The last U.S. House contest of 2018 and the first congressional test ahead of 2020 sits in North Carolina, where a re-do election in the state’s 9th Congressional District is teeing up a tough battle between Republicans, who are defending a district that President Donald Trump carried by 12 points in 2016, and Democrats hope will extend their 2018 rout by one.

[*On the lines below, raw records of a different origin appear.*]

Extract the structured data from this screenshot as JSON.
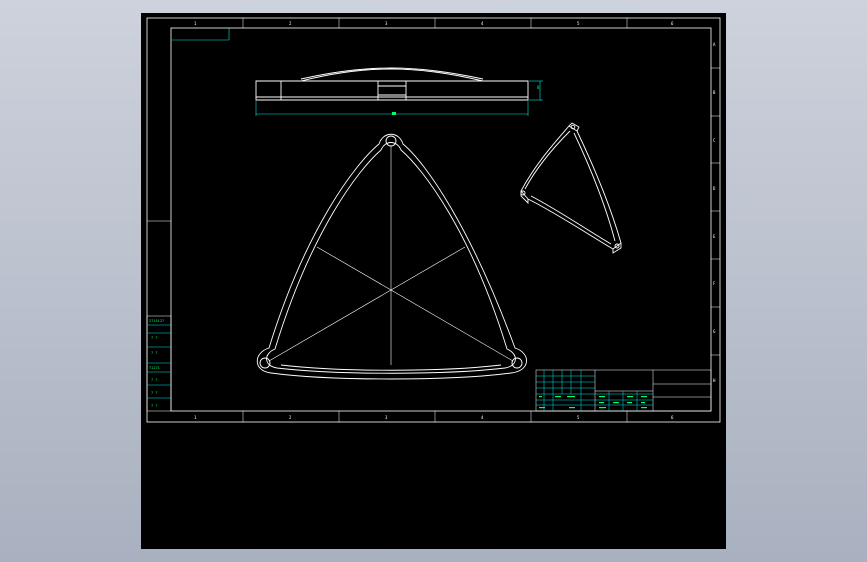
{
  "colors": {
    "background": "#000000",
    "outline": "#ffffff",
    "dimension": "#00e5e5",
    "annotation": "#00ff66",
    "page_gradient_top": "#cdd2dc",
    "page_gradient_bottom": "#a9b0bf"
  },
  "frame": {
    "zone_numbers_top": [
      "1",
      "2",
      "3",
      "4",
      "5",
      "6"
    ],
    "zone_numbers_bottom": [
      "1",
      "2",
      "3",
      "4",
      "5",
      "6"
    ],
    "zone_letters_right": [
      "A",
      "B",
      "C",
      "D",
      "E",
      "F",
      "G",
      "H"
    ]
  },
  "side_table": {
    "rows": [
      "2714127",
      "7 7",
      "7 7",
      "T1271",
      "7 7",
      "7 7",
      "7 7"
    ]
  },
  "dimensions": {
    "height_value": "8"
  }
}
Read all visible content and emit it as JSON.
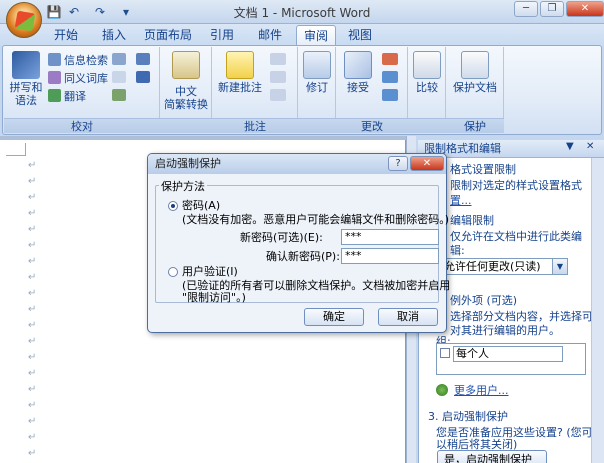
{
  "window": {
    "title": "文档 1 - Microsoft Word"
  },
  "qat": {
    "save": "💾",
    "undo": "↶",
    "redo": "↷",
    "more": "▾"
  },
  "tabs": [
    "开始",
    "插入",
    "页面布局",
    "引用",
    "邮件",
    "审阅",
    "视图"
  ],
  "ribbon": {
    "proofing": {
      "label": "校对",
      "spelling": "拼写和\n语法",
      "research": "信息检索",
      "thesaurus": "同义词库",
      "translate": "翻译"
    },
    "chinese": {
      "label": "中文\n简繁转换"
    },
    "comments": {
      "label": "批注",
      "new_comment": "新建批注"
    },
    "tracking": {
      "track": "修订"
    },
    "changes": {
      "label": "更改",
      "accept": "接受"
    },
    "compare": {
      "label": "比较"
    },
    "protect": {
      "label": "保护",
      "protect_doc": "保护文档"
    }
  },
  "pane": {
    "title": "限制格式和编辑",
    "s1_heading": "格式设置限制",
    "s1_text1": "限制对选定的样式设置格式",
    "s1_link": "置...",
    "s2_heading": "编辑限制",
    "s2_text1": "仅允许在文档中进行此类编",
    "s2_text2": "辑:",
    "s2_select": "允许任何更改(只读)",
    "s2_exceptions": "例外项 (可选)",
    "s2_text3": "选择部分文档内容，并选择可以",
    "s2_text4": "对其进行编辑的用户。",
    "s2_groups": "组:",
    "s2_everyone": "每个人",
    "s2_more_users": "更多用户...",
    "s3_heading": "3. 启动强制保护",
    "s3_text1": "您是否准备应用这些设置? (您可",
    "s3_text2": "以稍后将其关闭)",
    "s3_button": "是，启动强制保护"
  },
  "dialog": {
    "title": "启动强制保护",
    "help": "?",
    "close": "✕",
    "group": "保护方法",
    "opt_password": "密码(A)",
    "password_desc": "(文档没有加密。恶意用户可能会编辑文件和删除密码。)",
    "new_pwd_label": "新密码(可选)(E):",
    "new_pwd_value": "***",
    "confirm_label": "确认新密码(P):",
    "confirm_value": "***",
    "opt_user": "用户验证(I)",
    "user_desc1": "(已验证的所有者可以删除文档保护。文档被加密并启用",
    "user_desc2": "\"限制访问\"。)",
    "ok": "确定",
    "cancel": "取消"
  }
}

THE WALL STREET JOURNAL: North Carolina Governor Vetoes Bill Requiring Sheriffs to Cooperate with ICE
North Carolina Gov. Roy Cooper vetoed a bill that would require sheriffs to cooperate with federal immigration authorities, the latest clash over an issue that has triggered fierce debate nationally. Under the measure, law-enforcement officers would be obligated to comply with requests by Immigration and Customs Enforcement to hold illegal immigrants subject to deportation until agents can pick them up. 


THE WASHINGTON POST: Phone companies, state attorneys general announce broad campaign to fight robocalls
Twelve of the country’s largest telephone companies on Thursday pledged to implement new technology to spot and block robocalls, part of an agreement brokered between the industry and 51 attorneys general to combat the growing telecom scourge.


THE NEWS & OBSERVER: Environmentalists drop objection to NC 540, after NCDOT agrees to concessions
The environmental groups that sued to try to stop a $2.24 billion, six-lane highway across southern Wake County have agreed to drop their lawsuit in exchange for several concessions from the N.C. Department of Transportation. The settlement clears the way for the final 28.4-mile segment of N.C. 540 to be completed from Holly Springs to Knightdale. Also known as the Triangle Expressway, the toll road is expected to be built in stages over the next decade.